“I was so moved at Julia’s funeral because I was ashamed of myself. She had so much faith in me. I spent half my boyhood at Aunt Julia’s. My Uncle Marius was the consul. They loved me and believed they were bringing up a future consul. I sat at table with them and listened to all the great men of Rome—all the great men who were not Optimates, of course, and whom Marius had forced out of Rome. Sulla was in Asia with his army and we all knew that there would be trouble, probably a civil war, when he came home. But during those years Rome belonged to us, to the people. I was sure I was going to have a brilliant future. Then Sulla came back, he took terrible vengeance and the Optimates got back into power. Since then they have been foiling every plan I ever had. Aunt Julia’s education was not enough. All my talents are not enough. It was only with much bribing that I was able to become quaestor.”
“You speak as though your life were through,” said the oracle. “The best you are meant to do lies ahead. What was the dream the gods sent you?”
“A nightmare, Oracle, a dream full of troubled, unnatural, vicious acts.”
“Don’t be afraid,” said the girl. “Perhaps the vicious acts were not so at all.”
“In the dream I slept with my mother,” said Caesar.
“And you possessed her?”
“I raped her.”
The oracle never hesitated. “That wasn’t your mother but the very Earth, Gea. You possessed the earth itself, the common parent of all mankind. The name of Caesar will live for thousands of years, long after those of Marius and Pompey have been forgotten. You are the man who has been chosen to save your nation from destruction. Because of you, Rome will continue to rule and to civilize the earth until it is ready for another kind of empire and a greater design of the heavenly Creator.”
I wish I could believe that, thought Caesar.

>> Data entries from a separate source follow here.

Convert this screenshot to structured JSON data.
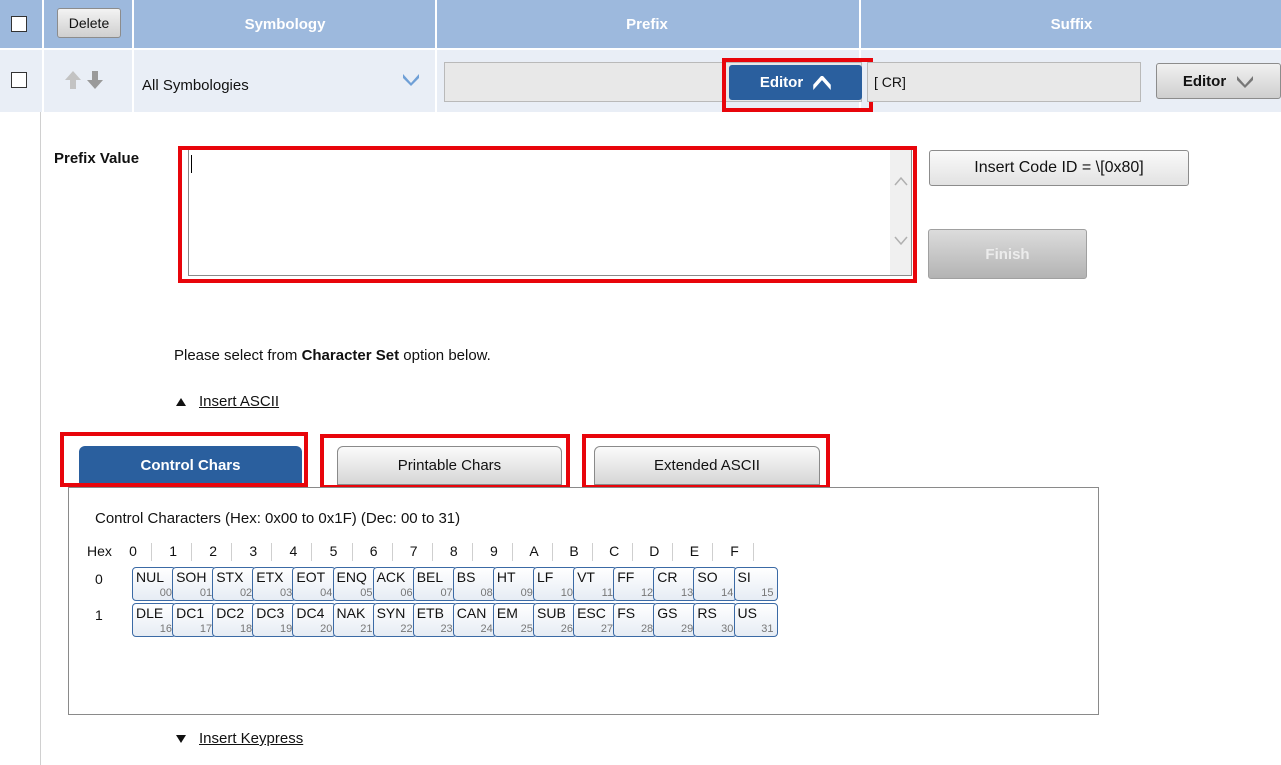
{
  "header": {
    "delete_label": "Delete",
    "symbology_label": "Symbology",
    "prefix_label": "Prefix",
    "suffix_label": "Suffix"
  },
  "row": {
    "symbology_value": "All Symbologies",
    "prefix_value": "",
    "prefix_editor_label": "Editor",
    "suffix_value": "[ CR]",
    "suffix_editor_label": "Editor"
  },
  "editor": {
    "prefix_value_label": "Prefix Value",
    "textarea_value": "",
    "insert_code_label": "Insert Code ID = \\[0x80]",
    "finish_label": "Finish",
    "instruction_pre": "Please select from ",
    "instruction_bold": "Character Set",
    "instruction_post": " option below.",
    "insert_ascii_label": "Insert ASCII",
    "insert_keypress_label": "Insert Keypress"
  },
  "tabs": [
    {
      "label": "Control Chars",
      "active": true
    },
    {
      "label": "Printable Chars",
      "active": false
    },
    {
      "label": "Extended ASCII",
      "active": false
    }
  ],
  "panel": {
    "caption": "Control Characters (Hex: 0x00 to 0x1F) (Dec: 00 to 31)",
    "hex_label": "Hex",
    "columns": [
      "0",
      "1",
      "2",
      "3",
      "4",
      "5",
      "6",
      "7",
      "8",
      "9",
      "A",
      "B",
      "C",
      "D",
      "E",
      "F"
    ],
    "rows": [
      {
        "label": "0",
        "keys": [
          {
            "name": "NUL",
            "dec": "00"
          },
          {
            "name": "SOH",
            "dec": "01"
          },
          {
            "name": "STX",
            "dec": "02"
          },
          {
            "name": "ETX",
            "dec": "03"
          },
          {
            "name": "EOT",
            "dec": "04"
          },
          {
            "name": "ENQ",
            "dec": "05"
          },
          {
            "name": "ACK",
            "dec": "06"
          },
          {
            "name": "BEL",
            "dec": "07"
          },
          {
            "name": "BS",
            "dec": "08"
          },
          {
            "name": "HT",
            "dec": "09"
          },
          {
            "name": "LF",
            "dec": "10"
          },
          {
            "name": "VT",
            "dec": "11"
          },
          {
            "name": "FF",
            "dec": "12"
          },
          {
            "name": "CR",
            "dec": "13"
          },
          {
            "name": "SO",
            "dec": "14"
          },
          {
            "name": "SI",
            "dec": "15"
          }
        ]
      },
      {
        "label": "1",
        "keys": [
          {
            "name": "DLE",
            "dec": "16"
          },
          {
            "name": "DC1",
            "dec": "17"
          },
          {
            "name": "DC2",
            "dec": "18"
          },
          {
            "name": "DC3",
            "dec": "19"
          },
          {
            "name": "DC4",
            "dec": "20"
          },
          {
            "name": "NAK",
            "dec": "21"
          },
          {
            "name": "SYN",
            "dec": "22"
          },
          {
            "name": "ETB",
            "dec": "23"
          },
          {
            "name": "CAN",
            "dec": "24"
          },
          {
            "name": "EM",
            "dec": "25"
          },
          {
            "name": "SUB",
            "dec": "26"
          },
          {
            "name": "ESC",
            "dec": "27"
          },
          {
            "name": "FS",
            "dec": "28"
          },
          {
            "name": "GS",
            "dec": "29"
          },
          {
            "name": "RS",
            "dec": "30"
          },
          {
            "name": "US",
            "dec": "31"
          }
        ]
      }
    ]
  },
  "colors": {
    "header_bg": "#9db9dd",
    "accent_blue": "#2a5f9e",
    "highlight_red": "#e8050b"
  }
}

In fact, he did believe it. He had always felt his own superiority to the men around him. He took it for granted. He could never simply watch or suffer the circumstances of his life: his clear vision of them made him intervene. Wherever he went it seemed to him that men needed the direction apparently only he could give them. That was what he could never understand. Most men seemed so helpless—was he the only one who saw the obvious? Why was it his duty to stop and take the world by the hand?
“I can’t possess the world from this end of it,” said Caesar.
“You can possess the world wherever it pleases the gods to give it to you. Go back to Rome,” said the oracle. “Speak to the propraetor and ask for a discharge. Your work here as quaestor is finished. Today—now—your mission has begun.”
“And today’s march north? I can’t simply leave. I am so deeply in debt, I…”
“In Rome you will find help. There is a wealthy man there who will aid you. Go now. The god is with you.”
Caesar walked up the dark stairs of the cellar and out into the open courtyard of the Herakleion. It had stopped raining. The cloud cover had torn open in places and let the sunlight through. His lictors were waiting with the horses. He liked the oracle’s order to ask for a discharge and return to Rome and he was already planning what he would say to the propraetor. He was impatient to begin. Caesar never did learn patience—maybe the gods who had made him impatient, never meant to correct the fault.
Before leaving for Rome he bribed one of the priests to allow a sculptor to make a mold of the temple door reliefs. They were cast in bronze and packed on a ship out of sight of the Herakleion. They would have been a wonderful and surprising—a unique—adornment to his house in Rome. Unfortunately, it was not part of the gods’ plans to allow the reliefs to reach Ostia, the Roman port. They sent a storm to sink the ship.
Return to Caesar’s Troubling Dream (Part One)